_EXERCISE_.
From the listing below, return each line that includes "kind".

_RECORD EXCERPTS_.
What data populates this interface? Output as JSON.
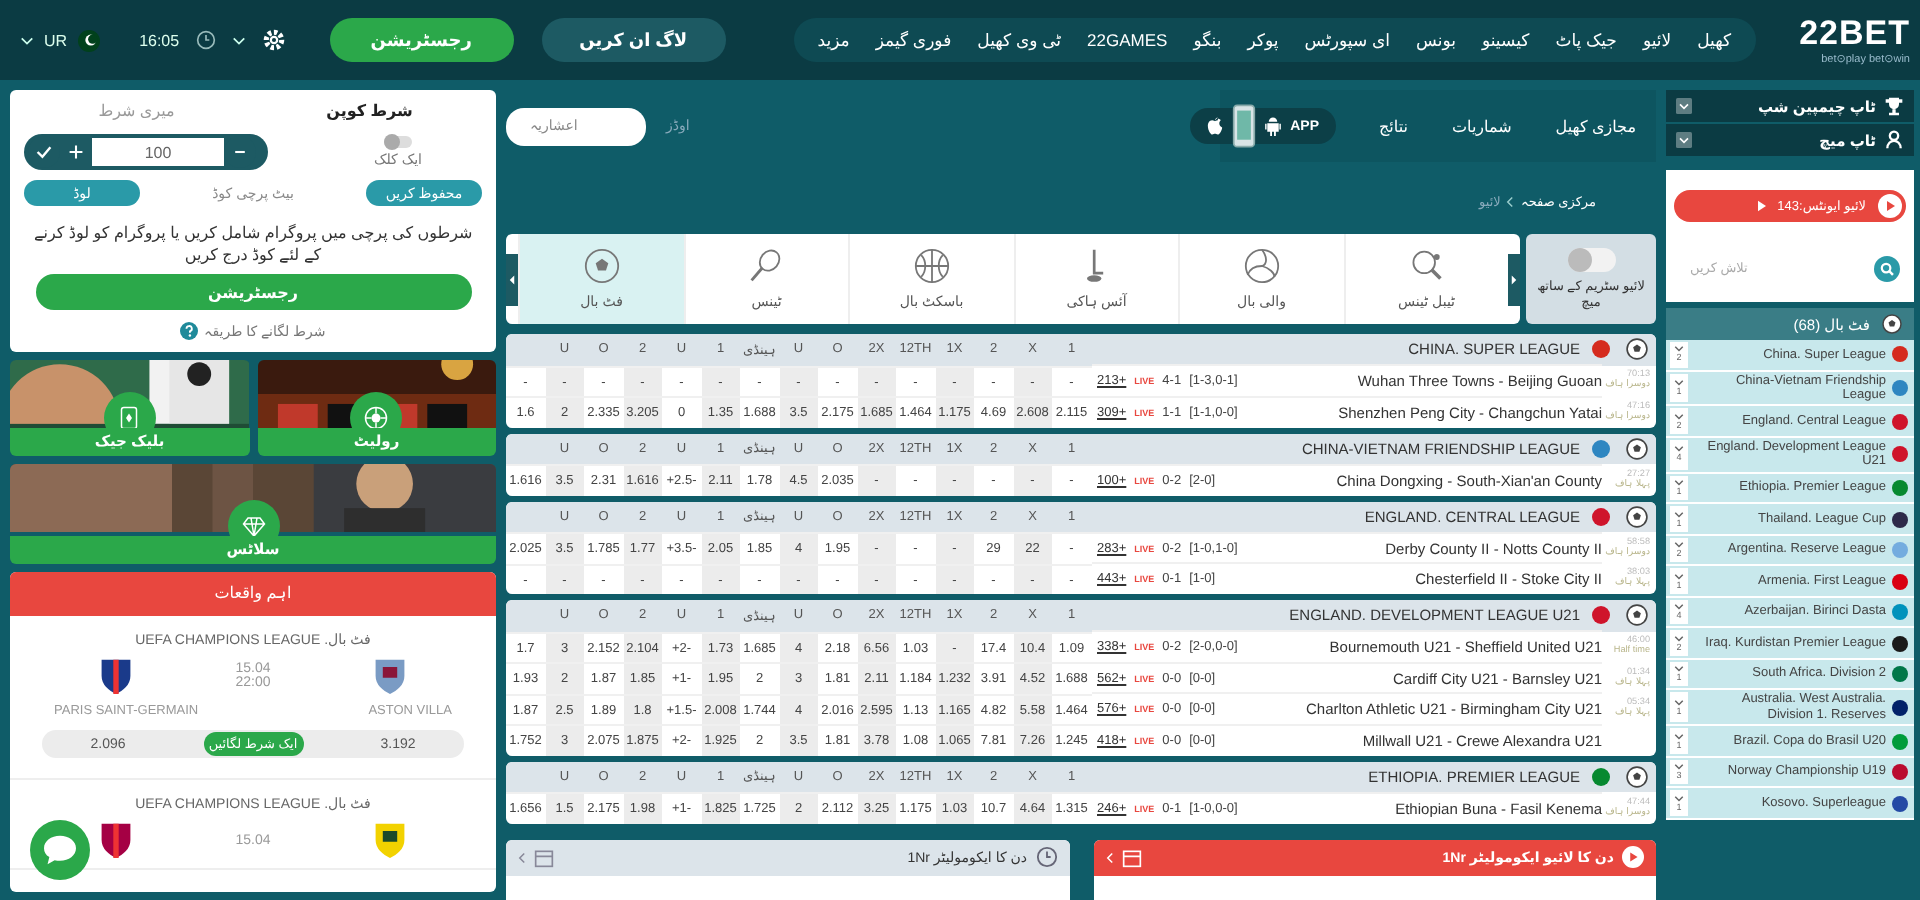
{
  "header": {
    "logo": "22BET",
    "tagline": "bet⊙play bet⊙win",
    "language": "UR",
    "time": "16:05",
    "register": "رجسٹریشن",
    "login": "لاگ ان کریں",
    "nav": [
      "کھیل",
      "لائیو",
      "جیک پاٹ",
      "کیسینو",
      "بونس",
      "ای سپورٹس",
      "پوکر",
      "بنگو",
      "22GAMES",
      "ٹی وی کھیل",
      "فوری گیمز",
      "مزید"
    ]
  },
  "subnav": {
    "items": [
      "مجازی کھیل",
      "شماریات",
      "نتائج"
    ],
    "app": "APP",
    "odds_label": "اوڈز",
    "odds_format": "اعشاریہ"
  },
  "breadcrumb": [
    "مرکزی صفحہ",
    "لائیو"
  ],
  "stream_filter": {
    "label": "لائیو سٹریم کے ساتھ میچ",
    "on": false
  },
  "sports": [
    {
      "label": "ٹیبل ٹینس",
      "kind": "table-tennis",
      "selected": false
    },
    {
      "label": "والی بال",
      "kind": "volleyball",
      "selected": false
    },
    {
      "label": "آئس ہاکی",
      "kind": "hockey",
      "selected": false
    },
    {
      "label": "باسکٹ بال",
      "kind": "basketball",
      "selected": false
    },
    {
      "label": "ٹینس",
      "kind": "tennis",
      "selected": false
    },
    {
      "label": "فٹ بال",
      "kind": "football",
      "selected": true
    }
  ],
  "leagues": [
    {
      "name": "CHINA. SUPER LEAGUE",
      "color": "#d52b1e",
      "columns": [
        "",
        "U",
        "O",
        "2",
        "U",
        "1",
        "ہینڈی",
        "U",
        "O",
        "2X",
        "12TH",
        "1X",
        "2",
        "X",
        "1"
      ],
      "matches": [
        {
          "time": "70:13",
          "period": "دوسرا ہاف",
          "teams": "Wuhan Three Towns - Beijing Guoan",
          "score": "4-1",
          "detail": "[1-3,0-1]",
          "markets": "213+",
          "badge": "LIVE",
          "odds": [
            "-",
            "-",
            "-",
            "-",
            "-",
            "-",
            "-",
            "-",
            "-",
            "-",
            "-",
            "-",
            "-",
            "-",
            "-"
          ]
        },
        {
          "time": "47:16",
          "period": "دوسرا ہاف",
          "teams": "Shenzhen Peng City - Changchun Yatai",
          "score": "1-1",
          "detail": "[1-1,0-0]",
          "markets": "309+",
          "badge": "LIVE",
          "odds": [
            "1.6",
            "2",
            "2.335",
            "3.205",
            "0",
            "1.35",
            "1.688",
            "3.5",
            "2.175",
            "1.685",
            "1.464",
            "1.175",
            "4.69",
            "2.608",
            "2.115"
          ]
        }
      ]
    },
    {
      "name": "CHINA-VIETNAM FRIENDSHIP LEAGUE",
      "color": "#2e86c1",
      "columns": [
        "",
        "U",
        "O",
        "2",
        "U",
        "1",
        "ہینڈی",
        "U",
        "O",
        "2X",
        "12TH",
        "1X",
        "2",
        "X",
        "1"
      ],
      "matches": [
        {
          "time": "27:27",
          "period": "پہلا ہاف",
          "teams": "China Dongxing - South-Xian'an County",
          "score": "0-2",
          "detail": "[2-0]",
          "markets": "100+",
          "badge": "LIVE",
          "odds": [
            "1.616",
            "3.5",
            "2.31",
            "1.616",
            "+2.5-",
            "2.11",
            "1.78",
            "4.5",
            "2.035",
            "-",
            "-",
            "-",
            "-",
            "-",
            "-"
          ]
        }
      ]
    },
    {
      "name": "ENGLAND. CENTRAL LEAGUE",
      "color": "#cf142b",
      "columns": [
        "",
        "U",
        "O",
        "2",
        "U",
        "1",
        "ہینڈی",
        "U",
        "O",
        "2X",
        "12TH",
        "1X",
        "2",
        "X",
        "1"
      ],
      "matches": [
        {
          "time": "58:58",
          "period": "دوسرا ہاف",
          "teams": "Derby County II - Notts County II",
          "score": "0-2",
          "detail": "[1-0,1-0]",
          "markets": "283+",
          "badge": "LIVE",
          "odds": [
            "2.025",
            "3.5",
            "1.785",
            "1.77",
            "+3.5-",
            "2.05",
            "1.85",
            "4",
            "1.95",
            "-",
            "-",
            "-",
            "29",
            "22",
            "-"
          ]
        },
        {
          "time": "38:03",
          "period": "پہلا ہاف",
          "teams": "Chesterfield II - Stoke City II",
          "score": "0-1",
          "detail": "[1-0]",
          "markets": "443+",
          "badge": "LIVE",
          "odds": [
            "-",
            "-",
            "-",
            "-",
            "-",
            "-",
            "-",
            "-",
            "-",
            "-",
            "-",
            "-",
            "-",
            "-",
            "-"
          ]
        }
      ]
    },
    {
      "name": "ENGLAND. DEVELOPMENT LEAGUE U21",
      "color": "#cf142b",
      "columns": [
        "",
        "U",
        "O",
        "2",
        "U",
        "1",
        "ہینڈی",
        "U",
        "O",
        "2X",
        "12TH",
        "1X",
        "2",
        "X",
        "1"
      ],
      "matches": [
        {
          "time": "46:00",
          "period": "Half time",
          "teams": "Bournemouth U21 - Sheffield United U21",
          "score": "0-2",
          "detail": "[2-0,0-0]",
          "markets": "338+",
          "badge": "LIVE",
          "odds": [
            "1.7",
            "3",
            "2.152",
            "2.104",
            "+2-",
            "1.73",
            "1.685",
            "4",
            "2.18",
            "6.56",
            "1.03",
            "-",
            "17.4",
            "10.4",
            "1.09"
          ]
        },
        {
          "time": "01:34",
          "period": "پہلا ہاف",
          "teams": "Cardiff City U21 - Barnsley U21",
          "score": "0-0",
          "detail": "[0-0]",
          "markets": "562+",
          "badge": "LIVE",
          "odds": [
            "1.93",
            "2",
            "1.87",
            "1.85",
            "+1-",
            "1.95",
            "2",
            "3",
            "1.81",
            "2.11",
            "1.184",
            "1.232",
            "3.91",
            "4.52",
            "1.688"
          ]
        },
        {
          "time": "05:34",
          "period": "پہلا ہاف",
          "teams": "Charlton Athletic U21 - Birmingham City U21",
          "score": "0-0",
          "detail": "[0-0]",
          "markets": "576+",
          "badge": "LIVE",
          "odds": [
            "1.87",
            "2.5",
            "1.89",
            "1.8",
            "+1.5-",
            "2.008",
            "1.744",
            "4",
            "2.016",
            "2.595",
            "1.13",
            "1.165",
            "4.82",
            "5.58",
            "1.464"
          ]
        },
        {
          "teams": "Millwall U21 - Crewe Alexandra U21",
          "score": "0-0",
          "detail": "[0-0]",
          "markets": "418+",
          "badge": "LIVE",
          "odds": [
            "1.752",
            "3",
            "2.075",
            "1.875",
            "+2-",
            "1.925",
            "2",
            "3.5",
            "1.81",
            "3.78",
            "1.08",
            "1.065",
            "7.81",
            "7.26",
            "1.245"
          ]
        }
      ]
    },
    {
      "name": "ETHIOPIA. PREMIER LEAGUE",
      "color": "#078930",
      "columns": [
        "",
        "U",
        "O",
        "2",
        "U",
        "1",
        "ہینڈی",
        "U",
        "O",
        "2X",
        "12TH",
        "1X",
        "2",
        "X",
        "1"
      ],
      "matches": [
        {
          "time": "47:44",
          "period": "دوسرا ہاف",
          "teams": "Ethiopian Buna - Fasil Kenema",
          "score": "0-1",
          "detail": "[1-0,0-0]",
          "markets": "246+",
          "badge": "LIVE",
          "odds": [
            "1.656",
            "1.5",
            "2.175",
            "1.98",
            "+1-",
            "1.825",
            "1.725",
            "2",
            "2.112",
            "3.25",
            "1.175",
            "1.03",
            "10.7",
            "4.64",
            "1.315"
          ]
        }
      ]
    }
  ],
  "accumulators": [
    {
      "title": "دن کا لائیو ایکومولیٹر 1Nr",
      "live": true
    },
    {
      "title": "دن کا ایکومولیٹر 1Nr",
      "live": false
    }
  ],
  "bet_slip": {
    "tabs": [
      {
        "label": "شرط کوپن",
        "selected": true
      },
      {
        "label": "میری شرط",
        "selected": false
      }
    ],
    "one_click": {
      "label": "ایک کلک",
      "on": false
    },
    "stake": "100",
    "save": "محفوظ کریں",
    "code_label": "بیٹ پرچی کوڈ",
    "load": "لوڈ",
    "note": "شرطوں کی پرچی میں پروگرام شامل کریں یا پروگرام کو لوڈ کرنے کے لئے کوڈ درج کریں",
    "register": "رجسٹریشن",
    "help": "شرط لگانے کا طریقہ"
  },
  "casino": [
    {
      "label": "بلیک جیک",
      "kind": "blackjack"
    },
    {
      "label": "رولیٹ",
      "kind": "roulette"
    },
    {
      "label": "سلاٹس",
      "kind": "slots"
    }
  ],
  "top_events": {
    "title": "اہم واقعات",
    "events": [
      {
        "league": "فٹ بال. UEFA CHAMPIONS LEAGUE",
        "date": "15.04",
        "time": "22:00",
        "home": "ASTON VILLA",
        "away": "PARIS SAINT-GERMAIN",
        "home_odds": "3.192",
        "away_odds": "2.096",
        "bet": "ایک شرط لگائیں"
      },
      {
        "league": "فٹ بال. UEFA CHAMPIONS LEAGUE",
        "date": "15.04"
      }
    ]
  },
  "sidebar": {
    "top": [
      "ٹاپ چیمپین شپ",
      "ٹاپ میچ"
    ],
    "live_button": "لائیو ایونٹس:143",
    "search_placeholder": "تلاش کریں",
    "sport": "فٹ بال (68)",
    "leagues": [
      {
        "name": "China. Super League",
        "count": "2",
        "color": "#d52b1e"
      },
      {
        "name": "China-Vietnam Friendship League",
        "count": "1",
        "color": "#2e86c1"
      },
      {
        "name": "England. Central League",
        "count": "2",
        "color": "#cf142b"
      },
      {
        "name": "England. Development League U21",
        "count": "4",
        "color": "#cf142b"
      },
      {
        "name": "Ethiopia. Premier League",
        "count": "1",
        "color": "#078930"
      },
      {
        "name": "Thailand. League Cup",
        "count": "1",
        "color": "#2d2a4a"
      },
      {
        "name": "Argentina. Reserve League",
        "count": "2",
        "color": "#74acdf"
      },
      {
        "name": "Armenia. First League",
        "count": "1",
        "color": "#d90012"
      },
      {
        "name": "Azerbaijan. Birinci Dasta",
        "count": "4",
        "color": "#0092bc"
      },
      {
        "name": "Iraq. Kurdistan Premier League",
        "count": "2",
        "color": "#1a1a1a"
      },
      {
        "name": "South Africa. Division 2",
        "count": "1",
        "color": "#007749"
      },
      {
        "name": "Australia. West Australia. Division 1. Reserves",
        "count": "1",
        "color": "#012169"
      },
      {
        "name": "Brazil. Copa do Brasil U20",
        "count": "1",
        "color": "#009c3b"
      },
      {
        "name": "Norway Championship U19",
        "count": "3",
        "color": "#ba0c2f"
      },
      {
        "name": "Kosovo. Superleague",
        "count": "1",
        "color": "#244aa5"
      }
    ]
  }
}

_ANSWER TO THIS EXERCISE_.
      "kind": "table-tennis",
      "kind": "volleyball",
      "kind": "hockey",
      "kind": "basketball",
      "kind": "tennis",
      "kind": "football",
      "kind": "blackjack"
      "kind": "roulette"
      "kind": "slots"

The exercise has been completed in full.